Researcher biography

The actions of people just like you and me have caused a massive biodiversity crisis, pushing many species to the brink of extinction and beyond. Doing something about this is one of the most important and urgent problems globally. I am interested in understanding how people have affected the natural world around them, and how some of their destructive effects can best be reversed. On the flip side, I am also keen to understand whether people can benefit positively from experiences of biodiversity.

To answer these questions I work on pure and applied topics in biodiversity and conservation, spanning the fields of biogeography, conservation planning, conservation psychology and urban ecology.
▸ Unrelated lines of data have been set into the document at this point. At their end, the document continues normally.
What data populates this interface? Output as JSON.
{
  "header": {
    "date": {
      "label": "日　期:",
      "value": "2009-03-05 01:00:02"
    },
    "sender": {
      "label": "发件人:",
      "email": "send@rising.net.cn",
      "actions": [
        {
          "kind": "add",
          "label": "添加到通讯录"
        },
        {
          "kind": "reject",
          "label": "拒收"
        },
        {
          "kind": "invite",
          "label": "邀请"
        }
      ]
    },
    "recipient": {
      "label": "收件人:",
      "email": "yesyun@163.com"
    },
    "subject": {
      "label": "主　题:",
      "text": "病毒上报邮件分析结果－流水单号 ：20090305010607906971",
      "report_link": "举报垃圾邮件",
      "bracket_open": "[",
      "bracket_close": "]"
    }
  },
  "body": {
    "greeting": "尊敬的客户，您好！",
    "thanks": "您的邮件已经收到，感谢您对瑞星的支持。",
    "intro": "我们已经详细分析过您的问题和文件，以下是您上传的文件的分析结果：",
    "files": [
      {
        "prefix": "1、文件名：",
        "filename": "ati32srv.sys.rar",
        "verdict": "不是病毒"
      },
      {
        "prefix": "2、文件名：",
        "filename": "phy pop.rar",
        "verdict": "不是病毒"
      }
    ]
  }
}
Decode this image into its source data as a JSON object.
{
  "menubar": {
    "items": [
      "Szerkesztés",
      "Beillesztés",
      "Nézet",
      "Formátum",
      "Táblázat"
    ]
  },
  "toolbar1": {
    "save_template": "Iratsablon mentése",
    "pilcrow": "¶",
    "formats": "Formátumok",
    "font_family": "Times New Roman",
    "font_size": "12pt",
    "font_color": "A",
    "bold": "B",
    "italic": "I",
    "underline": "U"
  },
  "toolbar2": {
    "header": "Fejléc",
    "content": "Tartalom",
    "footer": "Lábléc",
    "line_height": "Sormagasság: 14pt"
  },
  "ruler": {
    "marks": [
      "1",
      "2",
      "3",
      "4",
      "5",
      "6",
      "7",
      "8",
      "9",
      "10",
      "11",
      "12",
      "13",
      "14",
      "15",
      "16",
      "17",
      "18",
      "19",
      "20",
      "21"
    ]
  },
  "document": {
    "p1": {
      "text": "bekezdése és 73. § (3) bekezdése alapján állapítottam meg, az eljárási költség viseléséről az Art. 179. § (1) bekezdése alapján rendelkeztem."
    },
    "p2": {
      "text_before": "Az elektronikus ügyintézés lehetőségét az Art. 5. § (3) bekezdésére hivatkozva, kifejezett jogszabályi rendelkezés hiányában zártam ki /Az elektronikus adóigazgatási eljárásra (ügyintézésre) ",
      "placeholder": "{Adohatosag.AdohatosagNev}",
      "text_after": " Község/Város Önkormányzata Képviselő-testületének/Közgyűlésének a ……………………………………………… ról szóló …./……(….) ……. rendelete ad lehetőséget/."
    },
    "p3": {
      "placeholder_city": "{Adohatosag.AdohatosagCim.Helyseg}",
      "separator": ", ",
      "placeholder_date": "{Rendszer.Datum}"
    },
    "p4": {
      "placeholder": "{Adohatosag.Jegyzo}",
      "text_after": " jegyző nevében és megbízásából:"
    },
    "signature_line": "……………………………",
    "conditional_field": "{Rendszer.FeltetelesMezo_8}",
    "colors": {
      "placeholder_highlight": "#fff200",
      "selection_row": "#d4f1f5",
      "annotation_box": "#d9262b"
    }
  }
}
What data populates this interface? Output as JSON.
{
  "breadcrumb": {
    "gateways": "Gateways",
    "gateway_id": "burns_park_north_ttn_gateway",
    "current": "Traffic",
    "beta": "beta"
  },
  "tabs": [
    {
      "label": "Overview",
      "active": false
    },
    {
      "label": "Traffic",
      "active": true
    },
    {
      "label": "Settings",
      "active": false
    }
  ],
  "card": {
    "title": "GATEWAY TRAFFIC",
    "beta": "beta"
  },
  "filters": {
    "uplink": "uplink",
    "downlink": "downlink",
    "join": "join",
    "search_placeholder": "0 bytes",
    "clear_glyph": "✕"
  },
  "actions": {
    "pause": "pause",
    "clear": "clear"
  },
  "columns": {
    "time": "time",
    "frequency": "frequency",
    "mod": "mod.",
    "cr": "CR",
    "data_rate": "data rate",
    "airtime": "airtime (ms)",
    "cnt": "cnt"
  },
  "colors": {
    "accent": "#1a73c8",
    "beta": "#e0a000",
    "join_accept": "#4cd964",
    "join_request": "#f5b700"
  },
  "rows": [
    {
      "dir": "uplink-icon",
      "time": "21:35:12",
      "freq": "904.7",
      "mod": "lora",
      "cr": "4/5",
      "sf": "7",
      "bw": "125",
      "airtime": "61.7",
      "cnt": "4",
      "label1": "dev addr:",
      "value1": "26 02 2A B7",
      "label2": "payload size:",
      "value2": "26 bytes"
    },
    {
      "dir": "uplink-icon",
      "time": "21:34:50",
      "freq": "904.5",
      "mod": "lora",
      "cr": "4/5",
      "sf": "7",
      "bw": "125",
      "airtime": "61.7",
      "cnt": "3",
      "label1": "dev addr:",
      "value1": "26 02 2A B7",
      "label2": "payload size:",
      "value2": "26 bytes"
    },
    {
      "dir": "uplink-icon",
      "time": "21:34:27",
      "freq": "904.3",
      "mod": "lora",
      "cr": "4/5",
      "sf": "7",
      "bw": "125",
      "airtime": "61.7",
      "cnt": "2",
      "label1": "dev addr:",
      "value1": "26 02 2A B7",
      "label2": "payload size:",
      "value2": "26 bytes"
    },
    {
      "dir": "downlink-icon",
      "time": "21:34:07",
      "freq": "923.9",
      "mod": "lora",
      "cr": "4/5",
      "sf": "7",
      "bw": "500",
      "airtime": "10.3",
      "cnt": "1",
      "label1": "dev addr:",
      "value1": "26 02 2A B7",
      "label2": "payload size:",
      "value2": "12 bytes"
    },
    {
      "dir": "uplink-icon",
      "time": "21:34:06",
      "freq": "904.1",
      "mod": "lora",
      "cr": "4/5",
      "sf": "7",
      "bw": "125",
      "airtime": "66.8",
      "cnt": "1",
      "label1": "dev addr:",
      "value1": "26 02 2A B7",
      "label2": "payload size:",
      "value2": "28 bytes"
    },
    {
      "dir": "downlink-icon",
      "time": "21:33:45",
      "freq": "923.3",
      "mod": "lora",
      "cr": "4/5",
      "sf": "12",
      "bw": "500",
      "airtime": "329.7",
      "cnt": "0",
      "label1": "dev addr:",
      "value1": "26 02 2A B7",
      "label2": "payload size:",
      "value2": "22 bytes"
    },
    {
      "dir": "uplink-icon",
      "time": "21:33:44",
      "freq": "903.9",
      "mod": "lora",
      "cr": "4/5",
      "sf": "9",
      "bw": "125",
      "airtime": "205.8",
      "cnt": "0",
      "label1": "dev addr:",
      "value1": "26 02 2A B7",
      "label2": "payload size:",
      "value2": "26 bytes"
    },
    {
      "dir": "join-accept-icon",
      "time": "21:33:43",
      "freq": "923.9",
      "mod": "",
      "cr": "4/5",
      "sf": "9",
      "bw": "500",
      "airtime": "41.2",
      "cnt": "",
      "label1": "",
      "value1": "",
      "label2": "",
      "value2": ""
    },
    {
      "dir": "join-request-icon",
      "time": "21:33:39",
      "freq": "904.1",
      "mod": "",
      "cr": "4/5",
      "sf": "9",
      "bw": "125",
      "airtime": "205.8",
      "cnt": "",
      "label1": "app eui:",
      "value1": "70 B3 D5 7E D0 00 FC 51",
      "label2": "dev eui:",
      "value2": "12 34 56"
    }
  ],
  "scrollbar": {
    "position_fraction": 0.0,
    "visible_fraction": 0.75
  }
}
Much of my work is interdisciplinary, focusing on the interactions between people and nature, how these can be enhanced, and how these relationships can be shaped to converge on coherent solutions to the biodiversity crisis. Recent research topics include predicting the consequences of urbanization on biodiversity and human quality of life in south-east Queensland, investigating patterns of contagion in global habitat destruction, working out how best to expand Australia’s protected area system, and achieving the conservation of migratory shorebird populations.